Work request – Each record below should be output verbatim, without pictures.
━━━━━ Data for this task
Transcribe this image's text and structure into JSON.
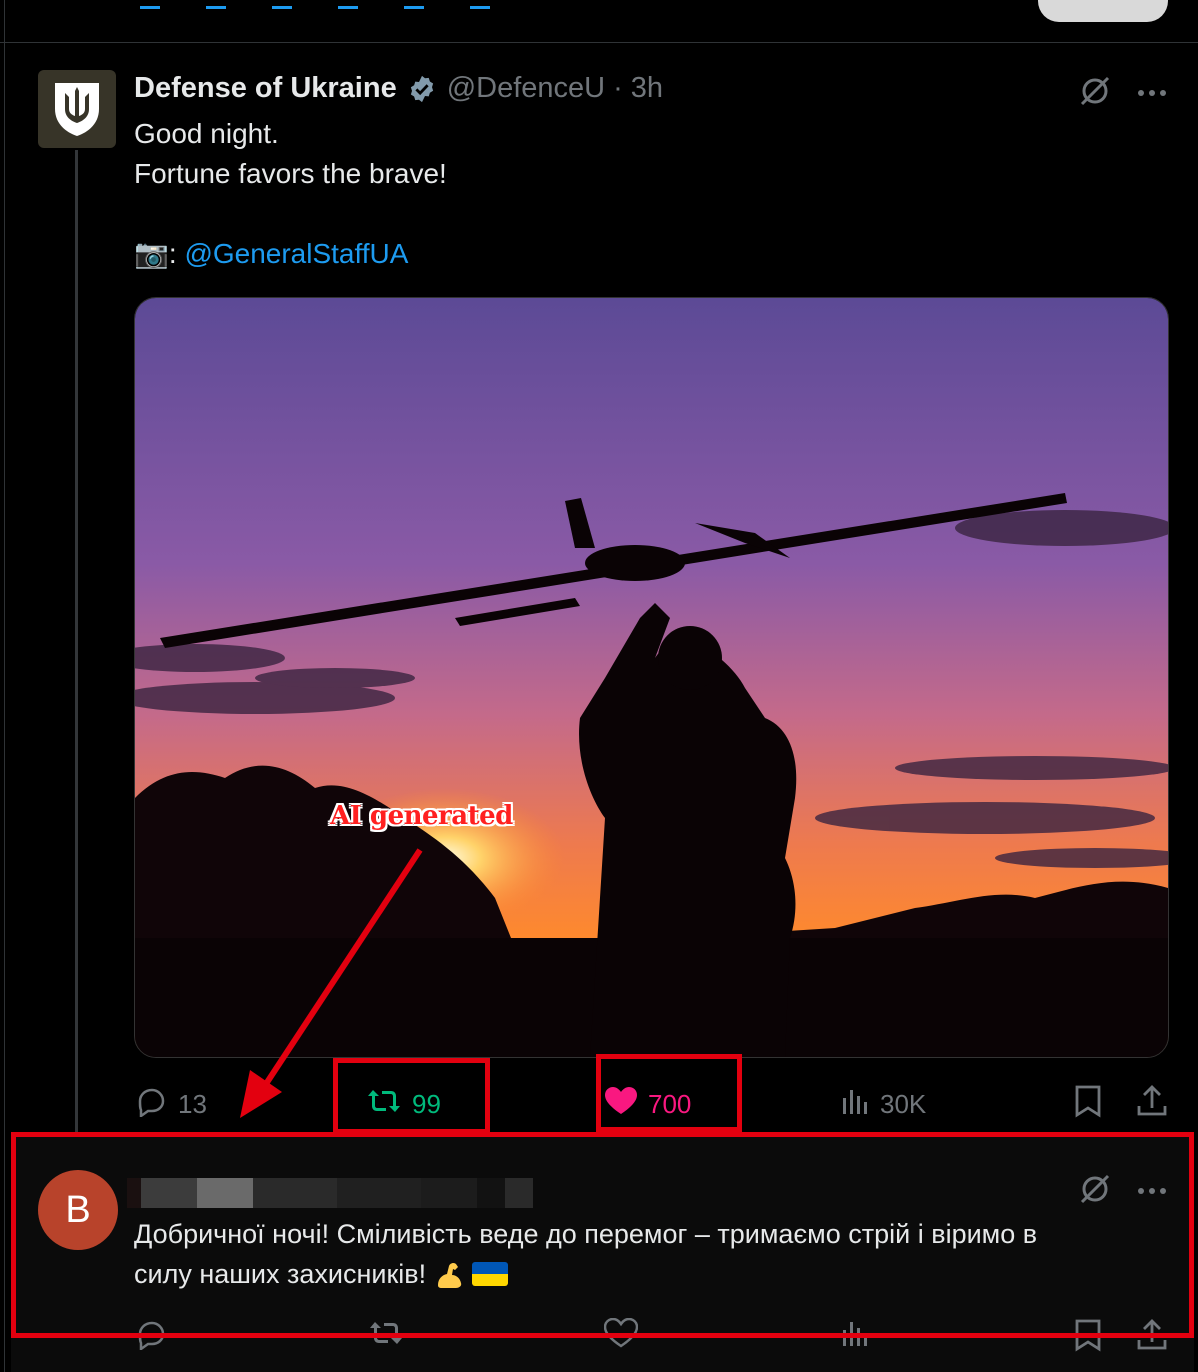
{
  "tweet": {
    "author_name": "Defense of Ukraine",
    "handle": "@DefenceU",
    "separator": "·",
    "time": "3h",
    "text_line1": "Good night.",
    "text_line2": "Fortune favors the brave!",
    "camera_emoji": "📷",
    "credit_colon": ":",
    "credit_mention": "@GeneralStaffUA",
    "annotation_label": "AI generated",
    "stats": {
      "replies": "13",
      "reposts": "99",
      "likes": "700",
      "views": "30K"
    }
  },
  "reply": {
    "avatar_letter": "B",
    "text_line1": "Добричної ночі! Сміливість веде до перемог – тримаємо стрій і віримо в",
    "text_line2": "силу наших захисників!",
    "arm_emoji": "💪",
    "flag_colors": [
      "#0057b7",
      "#ffd700"
    ]
  },
  "colors": {
    "background": "#000000",
    "text": "#e7e9ea",
    "muted": "#71767b",
    "link": "#1d9bf0",
    "repost_green": "#00ba7c",
    "like_pink": "#f91880",
    "annotation_red": "#e3000f"
  },
  "icons": [
    "verified-badge-icon",
    "grok-icon",
    "more-icon",
    "reply-icon",
    "repost-icon",
    "like-icon",
    "views-icon",
    "bookmark-icon",
    "share-icon"
  ]
}
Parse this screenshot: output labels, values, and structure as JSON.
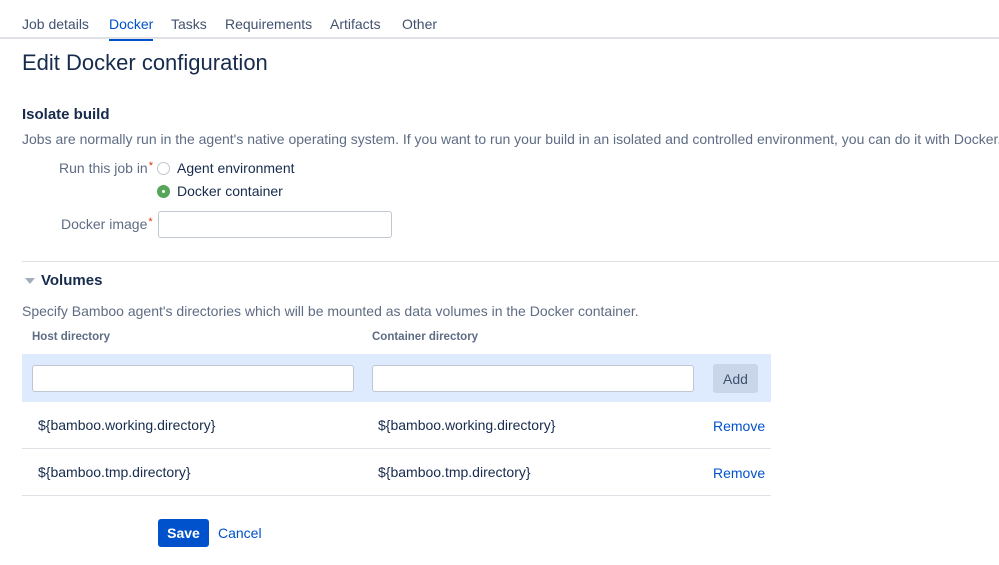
{
  "tabs": [
    {
      "label": "Job details",
      "active": false
    },
    {
      "label": "Docker",
      "active": true
    },
    {
      "label": "Tasks",
      "active": false
    },
    {
      "label": "Requirements",
      "active": false
    },
    {
      "label": "Artifacts",
      "active": false
    },
    {
      "label": "Other",
      "active": false
    }
  ],
  "page_title": "Edit Docker configuration",
  "isolate": {
    "heading": "Isolate build",
    "description": "Jobs are normally run in the agent's native operating system. If you want to run your build in an isolated and controlled environment, you can do it with Docker.",
    "run_label": "Run this job in",
    "required_mark": "*",
    "options": [
      {
        "label": "Agent environment",
        "selected": false
      },
      {
        "label": "Docker container",
        "selected": true
      }
    ],
    "image_label": "Docker image",
    "image_value": ""
  },
  "volumes": {
    "heading": "Volumes",
    "description": "Specify Bamboo agent's directories which will be mounted as data volumes in the Docker container.",
    "col_host": "Host directory",
    "col_container": "Container directory",
    "host_input_value": "",
    "container_input_value": "",
    "add_label": "Add",
    "rows": [
      {
        "host": "${bamboo.working.directory}",
        "container": "${bamboo.working.directory}",
        "action": "Remove"
      },
      {
        "host": "${bamboo.tmp.directory}",
        "container": "${bamboo.tmp.directory}",
        "action": "Remove"
      }
    ]
  },
  "actions": {
    "save": "Save",
    "cancel": "Cancel"
  },
  "colors": {
    "accent": "#0052cc",
    "selected_radio": "#57a55a",
    "add_row_bg": "#deebff",
    "required": "#de350b"
  }
}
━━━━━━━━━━
Task result –
Transcribe this image's text and structure into JSON.
{
  "tweet": {
    "author_name": "Defense of Ukraine",
    "handle": "@DefenceU",
    "separator": "·",
    "time": "3h",
    "text_line1": "Good night.",
    "text_line2": "Fortune favors the brave!",
    "camera_emoji": "📷",
    "credit_colon": ":",
    "credit_mention": "@GeneralStaffUA",
    "annotation_label": "AI generated",
    "stats": {
      "replies": "13",
      "reposts": "99",
      "likes": "700",
      "views": "30K"
    }
  },
  "reply": {
    "avatar_letter": "B",
    "text_line1": "Добричної ночі! Сміливість веде до перемог – тримаємо стрій і віримо в",
    "text_line2": "силу наших захисників!",
    "arm_emoji": "💪",
    "flag_colors": [
      "#0057b7",
      "#ffd700"
    ]
  },
  "colors": {
    "background": "#000000",
    "text": "#e7e9ea",
    "muted": "#71767b",
    "link": "#1d9bf0",
    "repost_green": "#00ba7c",
    "like_pink": "#f91880",
    "annotation_red": "#e3000f"
  },
  "icons": [
    "verified-badge-icon",
    "grok-icon",
    "more-icon",
    "reply-icon",
    "repost-icon",
    "like-icon",
    "views-icon",
    "bookmark-icon",
    "share-icon"
  ]
}
Parse this screenshot: output labels, values, and structure as JSON.
{
  "tabs": [
    {
      "label": "Job details",
      "active": false
    },
    {
      "label": "Docker",
      "active": true
    },
    {
      "label": "Tasks",
      "active": false
    },
    {
      "label": "Requirements",
      "active": false
    },
    {
      "label": "Artifacts",
      "active": false
    },
    {
      "label": "Other",
      "active": false
    }
  ],
  "page_title": "Edit Docker configuration",
  "isolate": {
    "heading": "Isolate build",
    "description": "Jobs are normally run in the agent's native operating system. If you want to run your build in an isolated and controlled environment, you can do it with Docker.",
    "run_label": "Run this job in",
    "required_mark": "*",
    "options": [
      {
        "label": "Agent environment",
        "selected": false
      },
      {
        "label": "Docker container",
        "selected": true
      }
    ],
    "image_label": "Docker image",
    "image_value": ""
  },
  "volumes": {
    "heading": "Volumes",
    "description": "Specify Bamboo agent's directories which will be mounted as data volumes in the Docker container.",
    "col_host": "Host directory",
    "col_container": "Container directory",
    "host_input_value": "",
    "container_input_value": "",
    "add_label": "Add",
    "rows": [
      {
        "host": "${bamboo.working.directory}",
        "container": "${bamboo.working.directory}",
        "action": "Remove"
      },
      {
        "host": "${bamboo.tmp.directory}",
        "container": "${bamboo.tmp.directory}",
        "action": "Remove"
      }
    ]
  },
  "actions": {
    "save": "Save",
    "cancel": "Cancel"
  },
  "colors": {
    "accent": "#0052cc",
    "selected_radio": "#57a55a",
    "add_row_bg": "#deebff",
    "required": "#de350b"
  }
}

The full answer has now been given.